By Kalpana Rashiwala
source: The Business Times
SC Global Developments has sold another penthouse at its Hilltops condo in Cairnhill Circle, this time for $33.5 million or $3,995 per square foot on a strata area of 8,385 square feet.
It is being bought by Chen Liang-bin, a Cambodian citizen, and Li Xiaoping, a citizen of China, BT understands.
‘The unit has five bedrooms with ensuite bathrooms, inclusive of the master suite which comes with a jacuzzi tub and walk-in closet. It also has a large balcony off the living area with views of the city and Marina Bay area.
This is the third penthouse in the completed freehold development that SC Global has sold, based on caveats data.
In October last year, the developer sold a 6,372 sq ft penthouse for $26 million (or $4,080 psf) to Yu Yongfu, a Singapore permanent resident (PR) and a member of the Alibaba Partnership, as reported by BT at the time.
However that unit was sold with furnishings, unlike the latest penthouse deal at Hilltops.
Also sold on an unfurnished basis was the first penthouse transacted in the completed freehold project in late 2019; that was for a 7,728 sq ft unit that fetched $$25.08 million or $3,245 psf.
SC Global is now left with just one penthouse at Hilltops, a 12,669 sq ft, five-bedroom unit with a dedicated private lift and four exclusive car park lots,
According to the grapevine, the price tag is about $60 million.
All four penthouses at Hilltops are duplex units, with a main living area on the 20th storey, and a private pool and landscaped deck on the 21st.
The 241-unit project, which received Temporary Occupation Permit in 2011, stands on elevated ground and also has two-, three-, four- and five-bedroom apartments,
It is not known who brokered the recent $$33.5 million deal,
Knight Frank Singapore’s head of residential project marketing, prime sales and leasing, Linda Chern said: “In tandem with Singapore’s attractiveness among family offices, we observed in the first quarter of this year that both foreign and local homebuyers are looking for penthouses, or luxe apartments of at least 3,000 sq ft in prime areas.”
According to Knight Frank’s Wealth Report 2021, the number of ultra-high-net worth individuals (UHNWIs, with at least US$30 million net worth inclusive of their primary residence) in Singapore increased 10.2 per cent to 3,732 in 2020 from 3,387 in 2019 – despite the pandemic-led recession.
Jacqueline Wong, executive director and head of ‘The Private Office at Savills Singapore, said that the luxe housing market here began regaining momentum late last year, with new Singapore citizens (typically from China) purchasing Good Class Bungalows (GCBs), while PRs and non-PR foreigners pick up penthouses and large apartments – mostly for their own use.

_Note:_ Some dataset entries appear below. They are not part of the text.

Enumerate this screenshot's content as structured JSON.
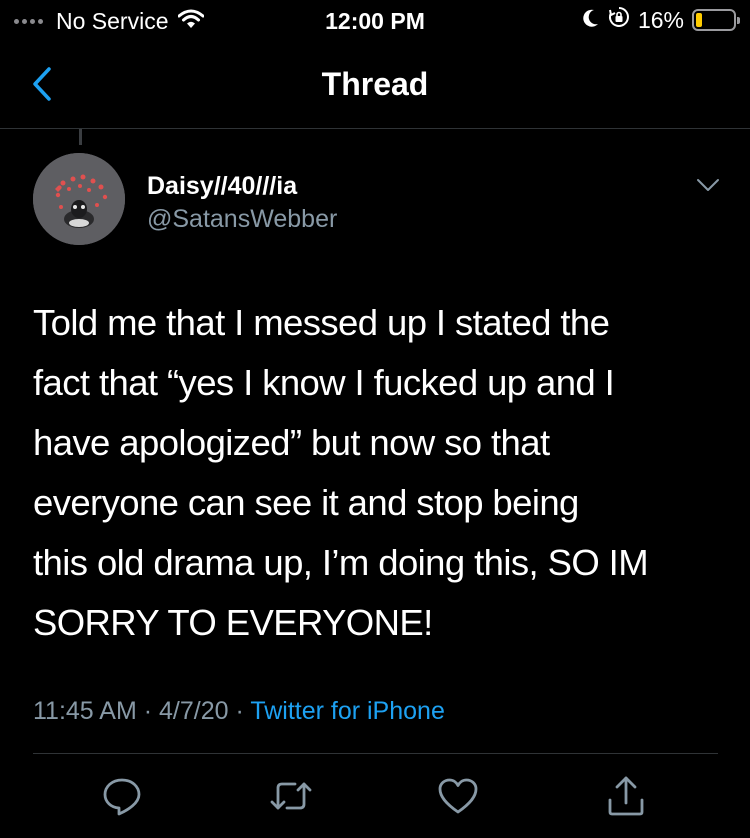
{
  "status_bar": {
    "carrier": "No Service",
    "time": "12:00 PM",
    "battery_percent": "16%",
    "battery_level": 0.16,
    "battery_color": "#ffcc00",
    "icons": [
      "signal-dots-icon",
      "wifi-icon",
      "moon-icon",
      "orientation-lock-icon",
      "battery-icon"
    ]
  },
  "nav": {
    "title": "Thread",
    "back_icon": "chevron-left-icon",
    "accent_color": "#1da1f2"
  },
  "tweet": {
    "display_name": "Daisy//40///ia",
    "handle": "@SatansWebber",
    "text": "Told me that I messed up I stated the\nfact that “yes I know I fucked up and I\nhave apologized” but now so that\neveryone can see it and stop being\nthis old drama up, I’m doing this, SO IM\nSORRY TO EVERYONE!",
    "time": "11:45 AM",
    "separator": "·",
    "date": "4/7/20",
    "source": "Twitter for iPhone"
  },
  "actions": [
    "reply-icon",
    "retweet-icon",
    "like-icon",
    "share-icon"
  ],
  "colors": {
    "background": "#000000",
    "text": "#ffffff",
    "secondary_text": "#8899a6",
    "link": "#1da1f2",
    "divider": "#2f3336"
  }
}
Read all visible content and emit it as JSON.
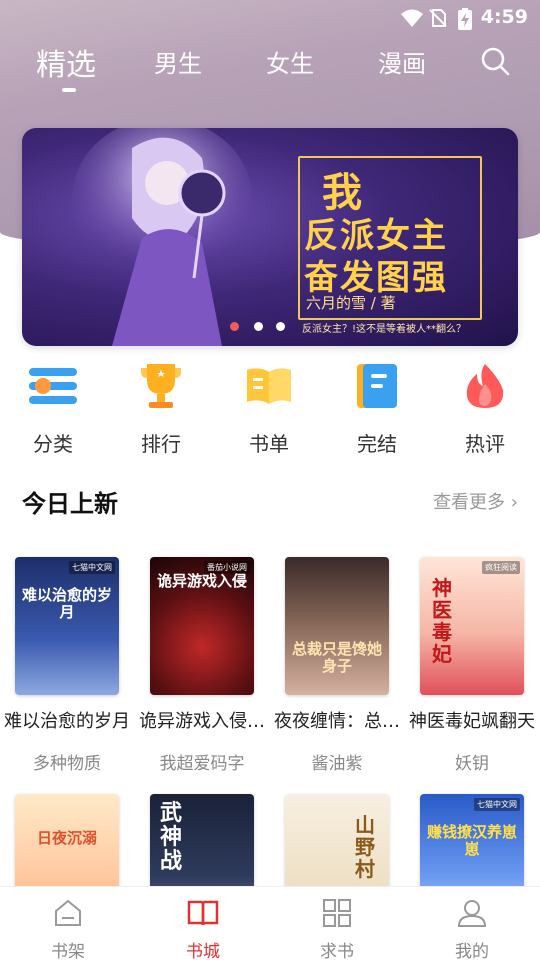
{
  "status_bar": {
    "time": "4:59"
  },
  "tabs": [
    {
      "label": "精选",
      "active": true
    },
    {
      "label": "男生",
      "active": false
    },
    {
      "label": "女生",
      "active": false
    },
    {
      "label": "漫画",
      "active": false
    }
  ],
  "banner": {
    "title_line1": "我",
    "title_line2": "反派女主",
    "title_line3": "奋发图强",
    "author": "六月的雪 / 著",
    "tagline": "反派女主？!这不是等着被人**翻么？",
    "slide_count": 3,
    "active_slide": 1
  },
  "quick_links": [
    {
      "label": "分类",
      "icon": "category-icon"
    },
    {
      "label": "排行",
      "icon": "trophy-icon"
    },
    {
      "label": "书单",
      "icon": "booklist-icon"
    },
    {
      "label": "完结",
      "icon": "finished-book-icon"
    },
    {
      "label": "热评",
      "icon": "flame-icon"
    }
  ],
  "section": {
    "title": "今日上新",
    "see_more": "查看更多"
  },
  "books_row1": [
    {
      "title": "难以治愈的岁月",
      "author": "多种物质",
      "cover_text": "难以治愈的岁月",
      "badge": "七猫中文网"
    },
    {
      "title": "诡异游戏入侵…",
      "author": "我超爱码字",
      "cover_text": "诡异游戏入侵",
      "badge": "番茄小说网"
    },
    {
      "title": "夜夜缠情：总…",
      "author": "酱油紫",
      "cover_text": "总裁只是馋她身子",
      "badge": ""
    },
    {
      "title": "神医毒妃飒翻天",
      "author": "妖钥",
      "cover_text": "神医毒妃",
      "badge": "疯狂阅读"
    }
  ],
  "books_row2": [
    {
      "cover_text": "日夜沉溺",
      "badge": ""
    },
    {
      "cover_text": "武神战",
      "badge": ""
    },
    {
      "cover_text": "山野村",
      "badge": ""
    },
    {
      "cover_text": "赚钱撩汉养崽崽",
      "badge": "七猫中文网"
    }
  ],
  "bottom_nav": [
    {
      "label": "书架",
      "icon": "bookshelf-icon",
      "active": false
    },
    {
      "label": "书城",
      "icon": "bookstore-icon",
      "active": true
    },
    {
      "label": "求书",
      "icon": "request-book-icon",
      "active": false
    },
    {
      "label": "我的",
      "icon": "profile-icon",
      "active": false
    }
  ],
  "colors": {
    "accent": "#e03232",
    "banner_gold": "#ffd24a"
  }
}
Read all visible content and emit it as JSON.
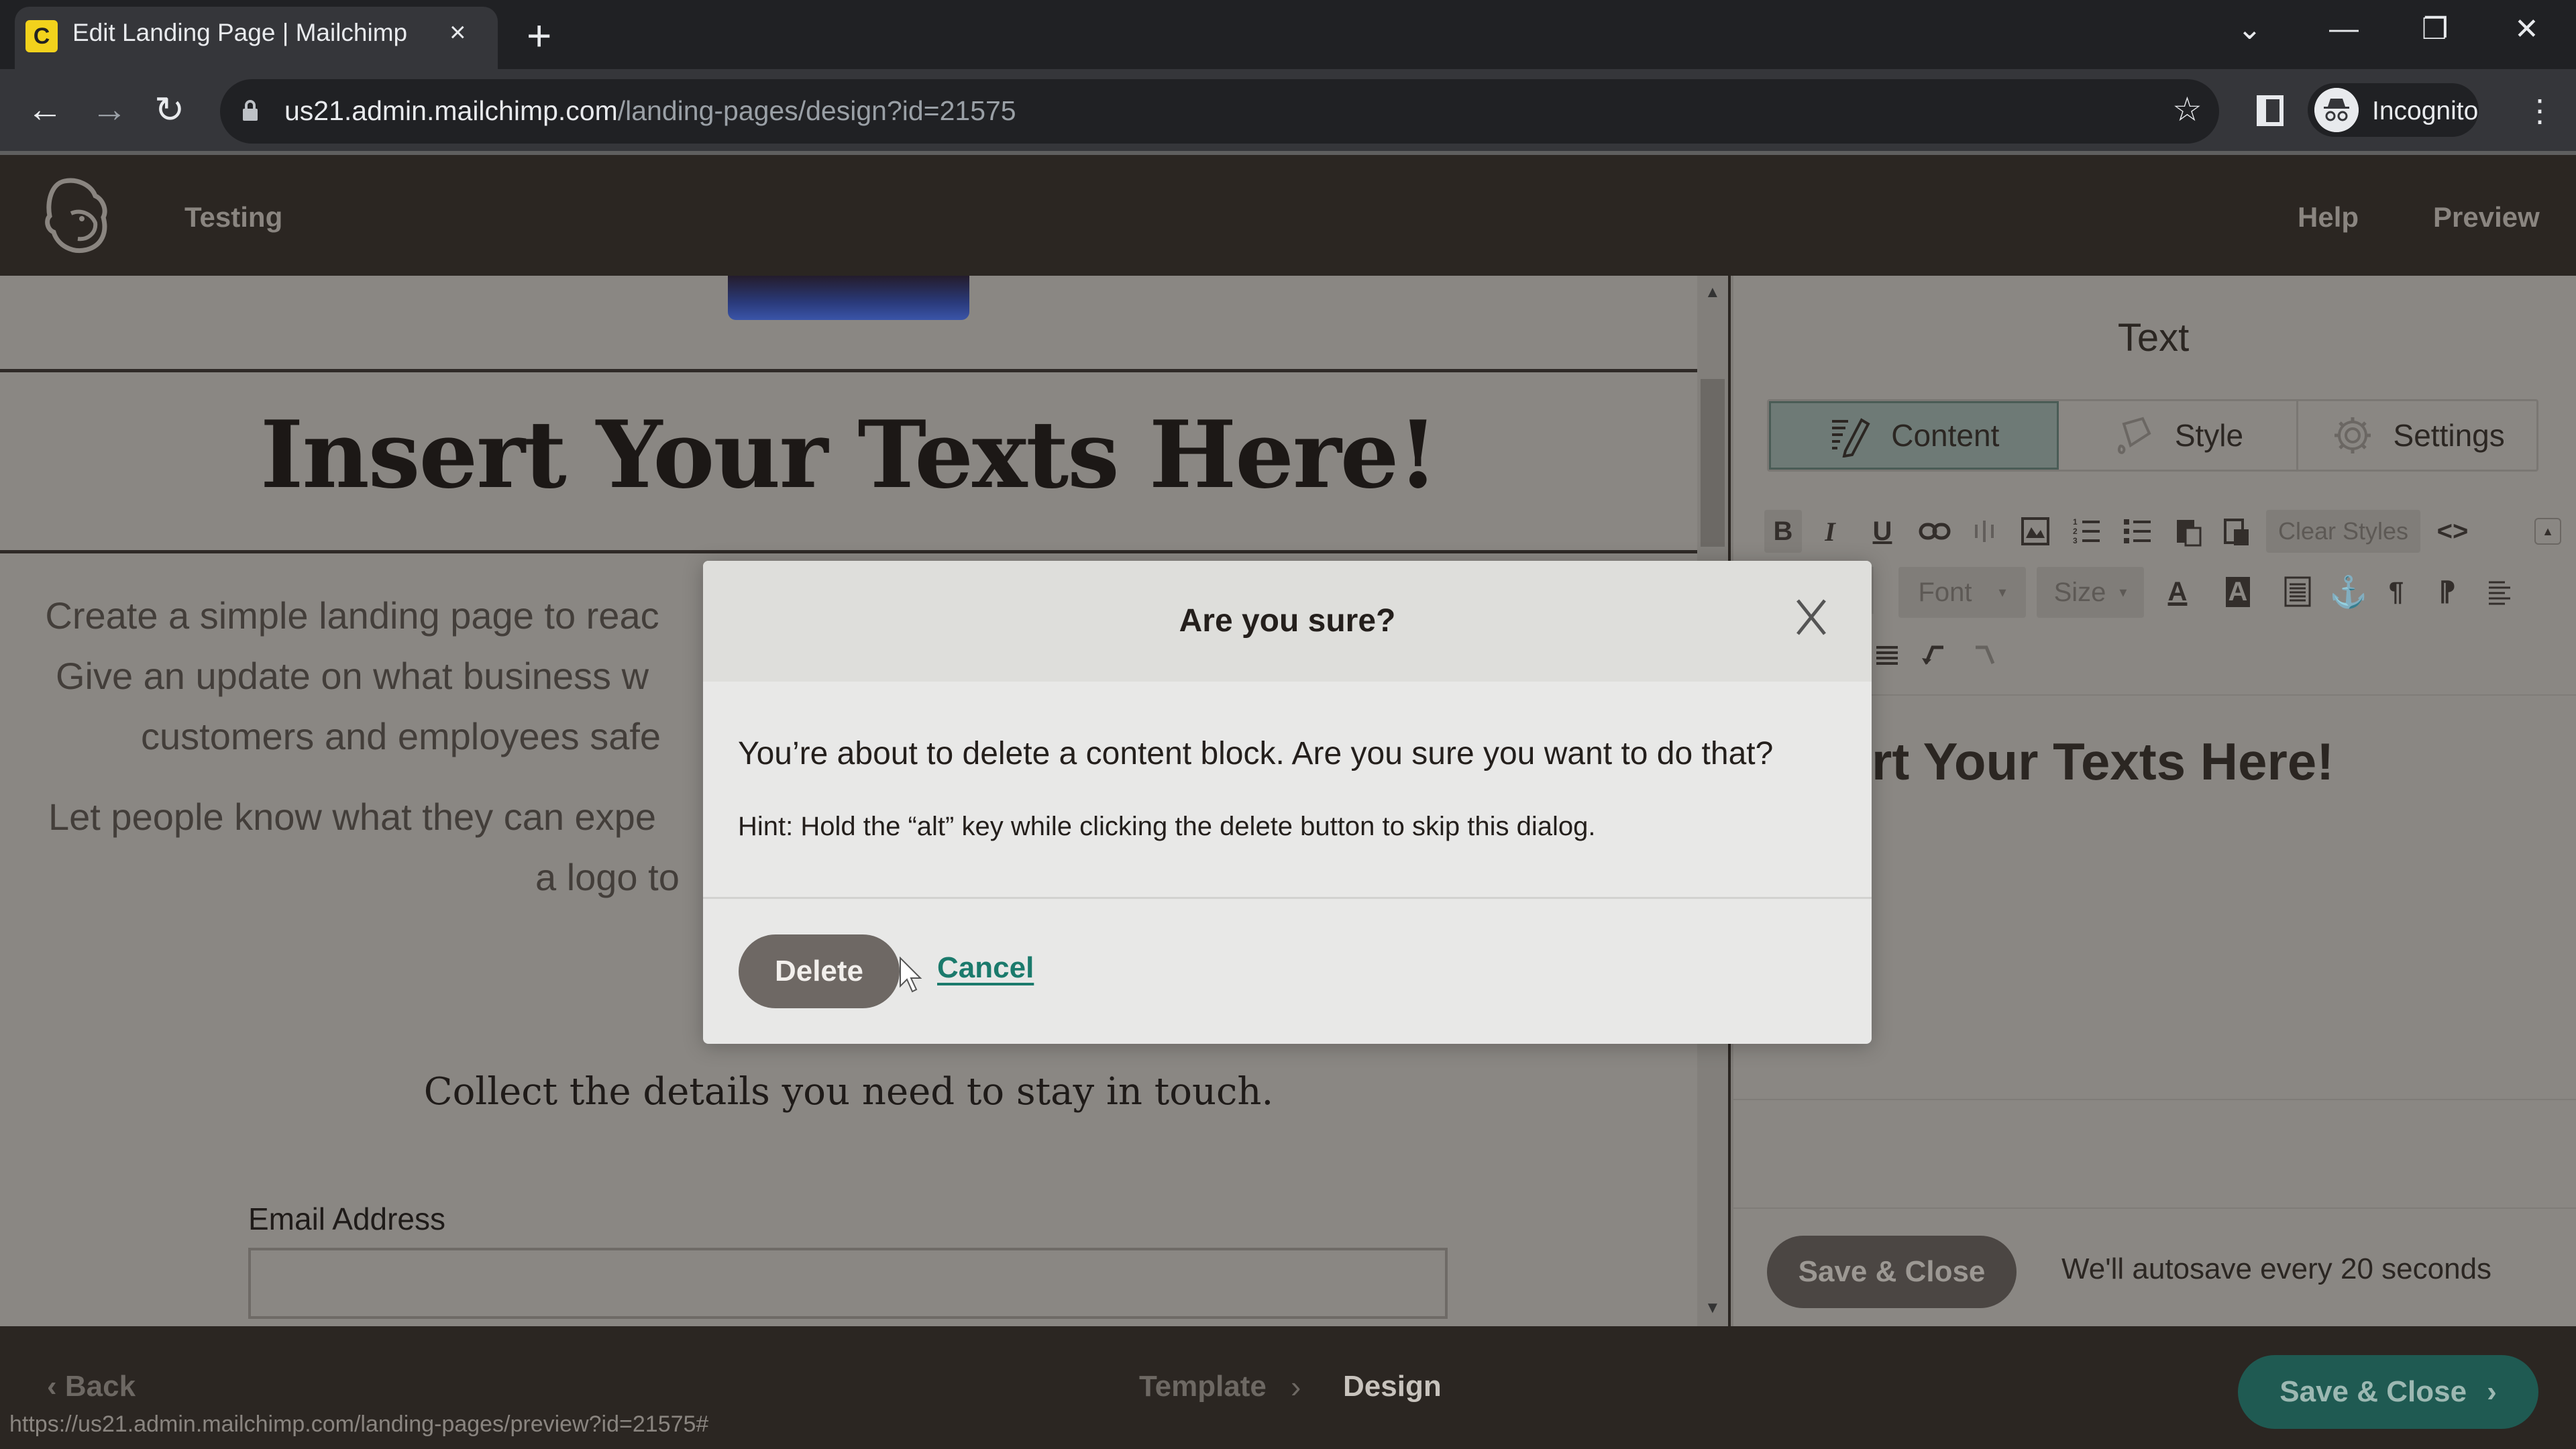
{
  "browser": {
    "tab_title": "Edit Landing Page | Mailchimp",
    "favicon_glyph": "C",
    "new_tab_glyph": "+",
    "tab_close_glyph": "×",
    "url_host": "us21.admin.mailchimp.com",
    "url_path": "/landing-pages/design?id=21575",
    "profile_label": "Incognito",
    "status_url": "https://us21.admin.mailchimp.com/landing-pages/preview?id=21575#",
    "window_controls": {
      "tab_search": "⌄",
      "minimize": "—",
      "restore": "❐",
      "close": "✕"
    },
    "nav": {
      "back": "←",
      "forward": "→",
      "reload": "↻",
      "star": "☆",
      "menu": "⋮"
    }
  },
  "header": {
    "title": "Testing",
    "help_label": "Help",
    "preview_label": "Preview"
  },
  "canvas": {
    "headline": "Insert Your Texts Here!",
    "body_lines": [
      "Create a simple landing page to reac",
      "Give an update on what business w",
      "customers and employees safe",
      "Let people know what they can expe",
      "a logo to"
    ],
    "collect_text": "Collect the details you need to stay in touch.",
    "email_label": "Email Address",
    "email_value": "",
    "scroll_up": "▲",
    "scroll_down": "▼"
  },
  "panel": {
    "title": "Text",
    "tabs": [
      {
        "label": "Content",
        "active": true
      },
      {
        "label": "Style",
        "active": false
      },
      {
        "label": "Settings",
        "active": false
      }
    ],
    "toolbar": {
      "bold": "B",
      "italic": "I",
      "underline": "U",
      "clear_styles": "Clear Styles",
      "source": "<>",
      "font_label": "Font",
      "size_label": "Size",
      "caret": "▾",
      "collapse": "▲"
    },
    "preview_text": "rt Your Texts Here!",
    "save_label": "Save & Close",
    "autosave_text": "We'll autosave every 20 seconds"
  },
  "footer": {
    "back_label": "Back",
    "breadcrumb": [
      "Template",
      "Design"
    ],
    "breadcrumb_sep": "›",
    "save_label": "Save & Close",
    "save_chevron": "›"
  },
  "modal": {
    "title": "Are you sure?",
    "message": "You’re about to delete a content block. Are you sure you want to do that?",
    "hint": "Hint: Hold the “alt” key while clicking the delete button to skip this dialog.",
    "delete_label": "Delete",
    "cancel_label": "Cancel"
  },
  "colors": {
    "accent_teal": "#1f5a52",
    "link_teal": "#1b7a6c",
    "header_bg": "#2b2622",
    "overlay_gray": "#8a8783",
    "favicon_yellow": "#f2d21c"
  }
}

Ms Wong added that the strong buying demand for luxe homes has extended to the leasing market, “For the past couple of months, we have seen a shortage in supply of private residential properties for lease in general and more acutely, for GCBs, penthouses and luxe apartments. This is because more of such properties are either sold to buyers who require them for owner occupation or the owners themselves need the property as their home.”
As a result, achieved rents in the past couple of months are about 10 to 15 per cent higher – compared with two years (the typical duration of leases) ago, she added.
The firm’s executive director of research and consultancy, Alan Cheong, says: “Despite anecdotal evidence of expats relocating from Singapore due to job loss, the high end private residential rental market has been heating up as UHNWIs from the region take refuge from the raging pandemic back home, where they fear being infected and not getting timely medical treatment due to a shortage of hospital beds.
“Some of those leasing upmarket homes in Singapore these days had already set up a family office here some time ago but were not that active. But with the pandemic, they are bringing almost their entire families here.”
Urban Redevelopment Authority data released last Friday show that its overall private residential rental index rose 2.2 per cent quarter on quarter in QI 2021, after inching up 0.1 per cent in Q4 2020.
The first-quarter rental increase was led by non-landed homes, especially those in prime areas or the Core Central Region, where rents surged 2.9 per cent in QI 2021, contrasting with a 1.2 per cent drop in Q4 2020.
Analysts note that the rental gains come amid delays in housing completions last year due to disruptions in construction amid the Covid-19 outbreak. Only 3,433 private homes received Temporary Occupation Permit in 2020 ~ half of the 7,527 units in 2019.